Slide the watch off your wrist. Open your eyes to the view along the way.

Grow Slow

Grow slow feels hard to me when I peer at what others are doing. But it feels invigorating when I consider that the God of all time ordains my times and seasons—so when He says, Grow slow, the phrase promises growth. Grow slow isn’t stagnancy; it’s the true metric for endurance that our digital world doesn’t heed. What I get when I wrestle with this invitation not to grow as the world grows but to grow slow is the revelation that my heart is much more patterned toward the timing and thinking of the world than I’ve ever acknowledged.

I have a subtle drive to grow big and fast.
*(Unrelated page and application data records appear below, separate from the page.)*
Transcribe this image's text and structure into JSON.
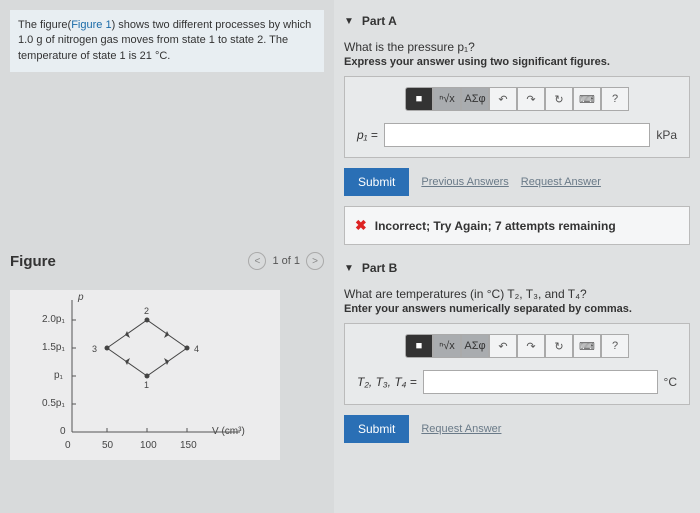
{
  "problem": {
    "text_before": "The figure(",
    "link": "Figure 1",
    "text_after": ") shows two different processes by which 1.0 g of nitrogen gas moves from state 1 to state 2. The temperature of state 1 is 21 °C."
  },
  "figure": {
    "heading": "Figure",
    "nav": "1 of 1",
    "ylabel": "p",
    "xlabel": "V (cm³)",
    "yticks": [
      "2.0p₁",
      "1.5p₁",
      "p₁",
      "0.5p₁",
      "0"
    ],
    "xticks": [
      "0",
      "50",
      "100",
      "150"
    ],
    "points": {
      "top": "2",
      "right": "4",
      "bottom": "1",
      "left": "3"
    }
  },
  "partA": {
    "title": "Part A",
    "question": "What is the pressure p₁?",
    "instruction": "Express your answer using two significant figures.",
    "varlabel": "p₁ =",
    "unit": "kPa",
    "submit": "Submit",
    "prev": "Previous Answers",
    "req": "Request Answer",
    "feedback": "Incorrect; Try Again; 7 attempts remaining"
  },
  "partB": {
    "title": "Part B",
    "question": "What are temperatures (in °C) T₂, T₃, and T₄?",
    "instruction": "Enter your answers numerically separated by commas.",
    "varlabel": "T₂, T₃, T₄ =",
    "unit": "°C",
    "submit": "Submit",
    "req": "Request Answer"
  },
  "toolbar": {
    "sqrt": "ⁿ√x",
    "greek": "ΑΣφ",
    "undo": "↶",
    "redo": "↷",
    "reset": "↻",
    "kbd": "⌨",
    "help": "?"
  },
  "chart_data": {
    "type": "line",
    "title": "",
    "xlabel": "V (cm³)",
    "ylabel": "p",
    "x_ticks": [
      0,
      50,
      100,
      150
    ],
    "y_ticks_label": [
      "0",
      "0.5p₁",
      "p₁",
      "1.5p₁",
      "2.0p₁"
    ],
    "ylim": [
      0,
      2.0
    ],
    "xlim": [
      0,
      150
    ],
    "series": [
      {
        "name": "state 1",
        "point": {
          "V": 100,
          "p_rel": 1.0
        }
      },
      {
        "name": "state 2",
        "point": {
          "V": 100,
          "p_rel": 2.0
        }
      },
      {
        "name": "state 3",
        "point": {
          "V": 50,
          "p_rel": 1.5
        }
      },
      {
        "name": "state 4",
        "point": {
          "V": 150,
          "p_rel": 1.5
        }
      }
    ],
    "paths": [
      {
        "from": 1,
        "via": 3,
        "to": 2
      },
      {
        "from": 1,
        "via": 4,
        "to": 2
      }
    ]
  }
}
Here’s how I can tell: I want our children to have the emotional dignity of thirty-five-year-olds when they’re twelve and in (normal) conflict with each other. In my more frantic moments, I want my four-year-old to learn his letters (and now), and I want someone, anyone, to see (with maturity) the connection between the number of condiments they use on their eggs and our ever-increasing grocery bill.
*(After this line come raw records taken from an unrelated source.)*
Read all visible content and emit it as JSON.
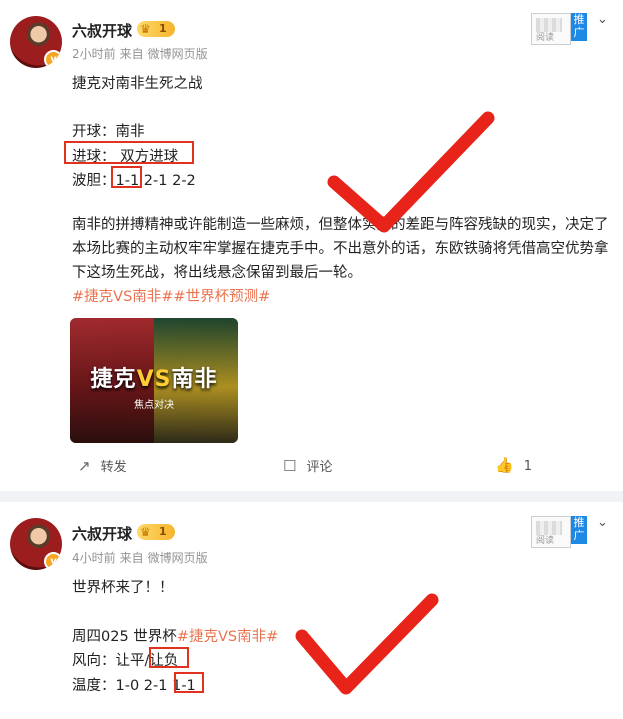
{
  "post1": {
    "author": "六叔开球",
    "level": "1",
    "time": "2小时前",
    "source_prefix": "来自",
    "source": "微博网页版",
    "read_label": "阅读",
    "promote_label": "推广",
    "title_line": "捷克对南非生死之战",
    "kickoff_label": "开球：",
    "kickoff_value": "南非",
    "goals_label": "进球：",
    "goals_value": "双方进球",
    "score_label": "波胆：",
    "score_values": [
      "1-1",
      "2-1",
      "2-2"
    ],
    "body": "南非的拼搏精神或许能制造一些麻烦，但整体实力的差距与阵容残缺的现实，决定了本场比赛的主动权牢牢掌握在捷克手中。不出意外的话，东欧铁骑将凭借高空优势拿下这场生死战，将出线悬念保留到最后一轮。",
    "hashtags": "#捷克VS南非##世界杯预测#",
    "image": {
      "title_left": "捷克",
      "title_vs": "VS",
      "title_right": "南非",
      "subtitle": "焦点对决"
    },
    "repost_label": "转发",
    "comment_label": "评论",
    "like_count": "1"
  },
  "post2": {
    "author": "六叔开球",
    "level": "1",
    "time": "4小时前",
    "source_prefix": "来自",
    "source": "微博网页版",
    "read_label": "阅读",
    "promote_label": "推广",
    "line1": "世界杯来了！！",
    "line2_prefix": "周四025 世界杯",
    "line2_tag": "#捷克VS南非#",
    "wind_label": "风向：",
    "wind_value1": "让平/",
    "wind_value2": "让负",
    "temp_label": "温度：",
    "temp_values": [
      "1-0",
      "2-1",
      "1-1"
    ]
  },
  "colors": {
    "accent_orange": "#eb7350",
    "check_red": "#e8241a",
    "promote_blue": "#1e88e5"
  }
}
When I look closely, no one under my roof seems to be growing fast and big. Could the daily frustrations I feel trace back to my expectation that the best things in life explode overnight, rather than sit in the beauty of the slow and steady (and profound and lasting) growth that God often desires?

He Meets Me in the Waiting Room
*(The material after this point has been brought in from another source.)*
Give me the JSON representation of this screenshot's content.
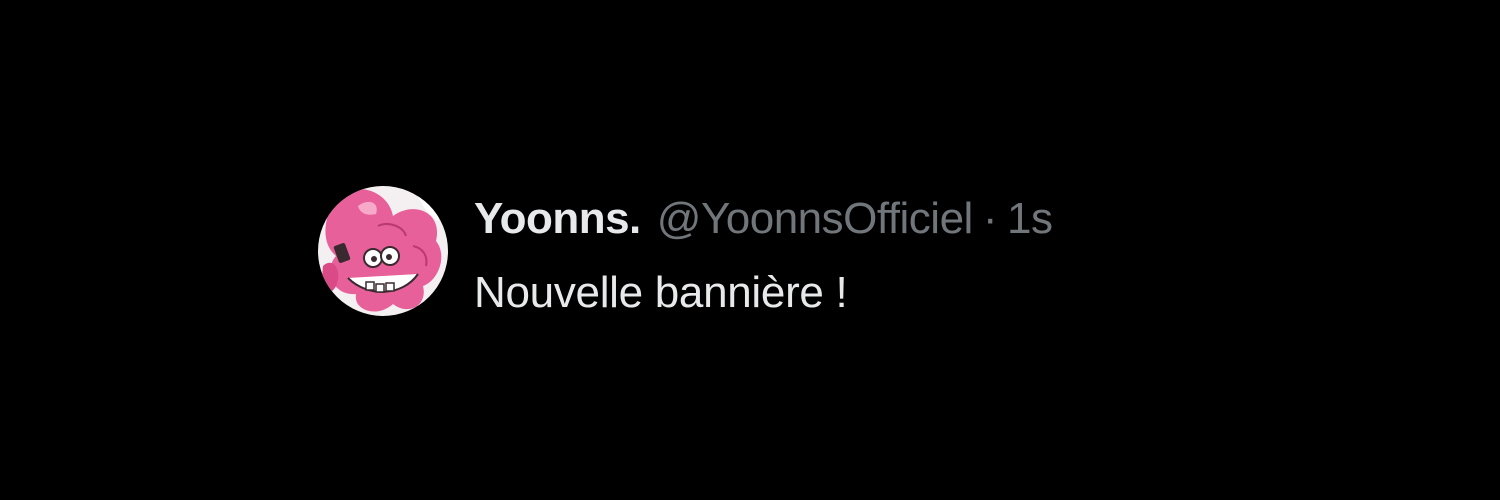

God gives us the waiting room, yet I see that the waiting room is merely that for many: a place to sit and wait, restless. He gave me the waiting room in my infertility, in my marriage, and dozens of times since—in events both big and small. Gritting my teeth and enduring or checking my watch felt natural. It’s what you do in the waiting room. Yet this daughter, in this moment, opened me to hear His whisper, and I adored.

Psalm 62:5 tells me that my expectancy can grow in the waiting room. Against a world that speeds and a culture that tells me to hurry and an internal drive that measures my productivity, I adore through Psalm 62:5 and I stay on one phrase: My expectancy is from Him.

I unclench my fist as I adore. The memory of that bike ride brings back the smell of salty air.

I replace the expectations I have for my task list and accomplishments with Him. My expectancy is from Him, I tell Him and my soul as I adore. The waiting room looks different. Purposed. He meets me in the waiting room as I adore. It doesn’t feel so claustrophobic, so limiting. It feels expansive as I adore and imbibe His perspective on the waiting room. There is intention in that room. In adoration, I revisit the truth that expands my insides, over and over again without shame.

How can we wait with grace, adore God, and learn to grow slow in a world that spins so fast?

In Him,

Sara Hagerty


Are you interested in finding Him, yourself, in those middle minutes of your day — in the middle of your own thought swirl?  ADORE: A Simple Practice For Experiencing God in the Middle Minutes of Your Day takes you on a journey through inviting God into the middle of your day, the middle of your thoughts. 

The Gift of Limitations

Are you feeling stretched to your limits and wish those limits weren’t there at all? Bestselling author Sara Hagerty asks: “What if your greatest weaknesses–the areas of your life you resent the most, the places where you feel the most overextended and unfulfilled–are your doorway to rich intimacy with God? What if your limitations were, in fact, your greatest gift?”

“This will be a balm to Christians who feel overextended.” -Publisher’s Weekly

Find Adore on Amazon →

Similar Posts